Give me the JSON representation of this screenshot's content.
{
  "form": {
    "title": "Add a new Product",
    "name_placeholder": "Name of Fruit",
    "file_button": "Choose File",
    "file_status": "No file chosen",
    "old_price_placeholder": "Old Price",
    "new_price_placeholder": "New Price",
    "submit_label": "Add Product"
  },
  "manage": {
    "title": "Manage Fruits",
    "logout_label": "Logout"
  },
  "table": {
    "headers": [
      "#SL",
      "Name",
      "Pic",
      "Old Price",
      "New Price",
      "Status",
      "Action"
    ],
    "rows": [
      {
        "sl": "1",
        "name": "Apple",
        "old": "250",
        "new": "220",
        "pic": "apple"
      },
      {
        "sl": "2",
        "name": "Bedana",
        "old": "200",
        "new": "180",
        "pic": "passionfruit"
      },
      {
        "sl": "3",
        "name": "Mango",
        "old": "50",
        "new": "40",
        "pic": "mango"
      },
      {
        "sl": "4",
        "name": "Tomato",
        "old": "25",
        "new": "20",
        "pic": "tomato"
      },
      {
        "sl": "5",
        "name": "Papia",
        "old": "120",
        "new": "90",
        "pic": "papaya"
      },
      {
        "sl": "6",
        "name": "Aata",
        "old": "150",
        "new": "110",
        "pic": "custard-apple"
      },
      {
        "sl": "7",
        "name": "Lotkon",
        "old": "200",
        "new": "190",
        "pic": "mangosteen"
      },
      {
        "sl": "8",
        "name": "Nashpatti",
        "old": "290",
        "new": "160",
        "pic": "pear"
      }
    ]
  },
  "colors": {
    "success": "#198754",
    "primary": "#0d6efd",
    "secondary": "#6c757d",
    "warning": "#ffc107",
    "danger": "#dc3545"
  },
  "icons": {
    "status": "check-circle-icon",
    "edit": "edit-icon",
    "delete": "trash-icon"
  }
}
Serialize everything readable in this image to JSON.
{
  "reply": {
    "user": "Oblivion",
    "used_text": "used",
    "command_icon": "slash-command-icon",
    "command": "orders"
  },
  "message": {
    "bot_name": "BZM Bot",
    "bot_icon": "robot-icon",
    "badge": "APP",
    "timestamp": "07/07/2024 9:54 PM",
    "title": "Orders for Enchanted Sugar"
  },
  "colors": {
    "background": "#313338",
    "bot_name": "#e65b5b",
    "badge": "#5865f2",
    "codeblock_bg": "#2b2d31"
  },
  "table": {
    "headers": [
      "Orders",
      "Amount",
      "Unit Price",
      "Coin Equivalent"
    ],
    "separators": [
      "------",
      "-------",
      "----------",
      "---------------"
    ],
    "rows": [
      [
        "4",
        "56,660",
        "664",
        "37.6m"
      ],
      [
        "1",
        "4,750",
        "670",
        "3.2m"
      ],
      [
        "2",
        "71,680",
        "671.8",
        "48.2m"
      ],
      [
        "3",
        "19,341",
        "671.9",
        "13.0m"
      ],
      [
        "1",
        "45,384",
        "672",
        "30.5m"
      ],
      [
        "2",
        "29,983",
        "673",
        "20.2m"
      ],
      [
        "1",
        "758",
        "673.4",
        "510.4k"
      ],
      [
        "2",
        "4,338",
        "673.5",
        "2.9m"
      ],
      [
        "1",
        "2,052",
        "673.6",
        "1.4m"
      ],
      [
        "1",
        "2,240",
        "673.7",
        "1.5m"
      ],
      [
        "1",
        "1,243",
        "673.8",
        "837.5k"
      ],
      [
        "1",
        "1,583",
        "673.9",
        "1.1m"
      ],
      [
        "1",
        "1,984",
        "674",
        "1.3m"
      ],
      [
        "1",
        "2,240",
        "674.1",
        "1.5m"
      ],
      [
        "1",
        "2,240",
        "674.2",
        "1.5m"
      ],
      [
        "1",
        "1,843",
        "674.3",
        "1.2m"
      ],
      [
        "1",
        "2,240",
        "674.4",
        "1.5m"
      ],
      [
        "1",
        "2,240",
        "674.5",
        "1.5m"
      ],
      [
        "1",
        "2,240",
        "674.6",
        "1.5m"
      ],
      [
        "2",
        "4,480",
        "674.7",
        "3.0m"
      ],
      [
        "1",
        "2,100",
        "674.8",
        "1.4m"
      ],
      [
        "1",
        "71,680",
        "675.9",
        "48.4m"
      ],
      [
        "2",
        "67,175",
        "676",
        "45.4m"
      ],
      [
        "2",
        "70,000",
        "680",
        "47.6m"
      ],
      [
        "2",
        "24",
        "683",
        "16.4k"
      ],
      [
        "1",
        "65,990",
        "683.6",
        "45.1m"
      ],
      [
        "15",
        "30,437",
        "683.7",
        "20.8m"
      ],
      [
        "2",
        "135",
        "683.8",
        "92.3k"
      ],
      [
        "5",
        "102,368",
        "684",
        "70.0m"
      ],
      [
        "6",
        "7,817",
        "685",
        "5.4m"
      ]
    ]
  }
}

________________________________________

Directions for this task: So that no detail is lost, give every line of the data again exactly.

Solution to this problem:
Give me the JSON representation of this screenshot's content.
{
  "form": {
    "title": "Add a new Product",
    "name_placeholder": "Name of Fruit",
    "file_button": "Choose File",
    "file_status": "No file chosen",
    "old_price_placeholder": "Old Price",
    "new_price_placeholder": "New Price",
    "submit_label": "Add Product"
  },
  "manage": {
    "title": "Manage Fruits",
    "logout_label": "Logout"
  },
  "table": {
    "headers": [
      "#SL",
      "Name",
      "Pic",
      "Old Price",
      "New Price",
      "Status",
      "Action"
    ],
    "rows": [
      {
        "sl": "1",
        "name": "Apple",
        "old": "250",
        "new": "220",
        "pic": "apple"
      },
      {
        "sl": "2",
        "name": "Bedana",
        "old": "200",
        "new": "180",
        "pic": "passionfruit"
      },
      {
        "sl": "3",
        "name": "Mango",
        "old": "50",
        "new": "40",
        "pic": "mango"
      },
      {
        "sl": "4",
        "name": "Tomato",
        "old": "25",
        "new": "20",
        "pic": "tomato"
      },
      {
        "sl": "5",
        "name": "Papia",
        "old": "120",
        "new": "90",
        "pic": "papaya"
      },
      {
        "sl": "6",
        "name": "Aata",
        "old": "150",
        "new": "110",
        "pic": "custard-apple"
      },
      {
        "sl": "7",
        "name": "Lotkon",
        "old": "200",
        "new": "190",
        "pic": "mangosteen"
      },
      {
        "sl": "8",
        "name": "Nashpatti",
        "old": "290",
        "new": "160",
        "pic": "pear"
      }
    ]
  },
  "colors": {
    "success": "#198754",
    "primary": "#0d6efd",
    "secondary": "#6c757d",
    "warning": "#ffc107",
    "danger": "#dc3545"
  },
  "icons": {
    "status": "check-circle-icon",
    "edit": "edit-icon",
    "delete": "trash-icon"
  }
}
Serialize everything readable in this image to JSON.
{
  "reply": {
    "user": "Oblivion",
    "used_text": "used",
    "command_icon": "slash-command-icon",
    "command": "orders"
  },
  "message": {
    "bot_name": "BZM Bot",
    "bot_icon": "robot-icon",
    "badge": "APP",
    "timestamp": "07/07/2024 9:54 PM",
    "title": "Orders for Enchanted Sugar"
  },
  "colors": {
    "background": "#313338",
    "bot_name": "#e65b5b",
    "badge": "#5865f2",
    "codeblock_bg": "#2b2d31"
  },
  "table": {
    "headers": [
      "Orders",
      "Amount",
      "Unit Price",
      "Coin Equivalent"
    ],
    "separators": [
      "------",
      "-------",
      "----------",
      "---------------"
    ],
    "rows": [
      [
        "4",
        "56,660",
        "664",
        "37.6m"
      ],
      [
        "1",
        "4,750",
        "670",
        "3.2m"
      ],
      [
        "2",
        "71,680",
        "671.8",
        "48.2m"
      ],
      [
        "3",
        "19,341",
        "671.9",
        "13.0m"
      ],
      [
        "1",
        "45,384",
        "672",
        "30.5m"
      ],
      [
        "2",
        "29,983",
        "673",
        "20.2m"
      ],
      [
        "1",
        "758",
        "673.4",
        "510.4k"
      ],
      [
        "2",
        "4,338",
        "673.5",
        "2.9m"
      ],
      [
        "1",
        "2,052",
        "673.6",
        "1.4m"
      ],
      [
        "1",
        "2,240",
        "673.7",
        "1.5m"
      ],
      [
        "1",
        "1,243",
        "673.8",
        "837.5k"
      ],
      [
        "1",
        "1,583",
        "673.9",
        "1.1m"
      ],
      [
        "1",
        "1,984",
        "674",
        "1.3m"
      ],
      [
        "1",
        "2,240",
        "674.1",
        "1.5m"
      ],
      [
        "1",
        "2,240",
        "674.2",
        "1.5m"
      ],
      [
        "1",
        "1,843",
        "674.3",
        "1.2m"
      ],
      [
        "1",
        "2,240",
        "674.4",
        "1.5m"
      ],
      [
        "1",
        "2,240",
        "674.5",
        "1.5m"
      ],
      [
        "1",
        "2,240",
        "674.6",
        "1.5m"
      ],
      [
        "2",
        "4,480",
        "674.7",
        "3.0m"
      ],
      [
        "1",
        "2,100",
        "674.8",
        "1.4m"
      ],
      [
        "1",
        "71,680",
        "675.9",
        "48.4m"
      ],
      [
        "2",
        "67,175",
        "676",
        "45.4m"
      ],
      [
        "2",
        "70,000",
        "680",
        "47.6m"
      ],
      [
        "2",
        "24",
        "683",
        "16.4k"
      ],
      [
        "1",
        "65,990",
        "683.6",
        "45.1m"
      ],
      [
        "15",
        "30,437",
        "683.7",
        "20.8m"
      ],
      [
        "2",
        "135",
        "683.8",
        "92.3k"
      ],
      [
        "5",
        "102,368",
        "684",
        "70.0m"
      ],
      [
        "6",
        "7,817",
        "685",
        "5.4m"
      ]
    ]
  }
}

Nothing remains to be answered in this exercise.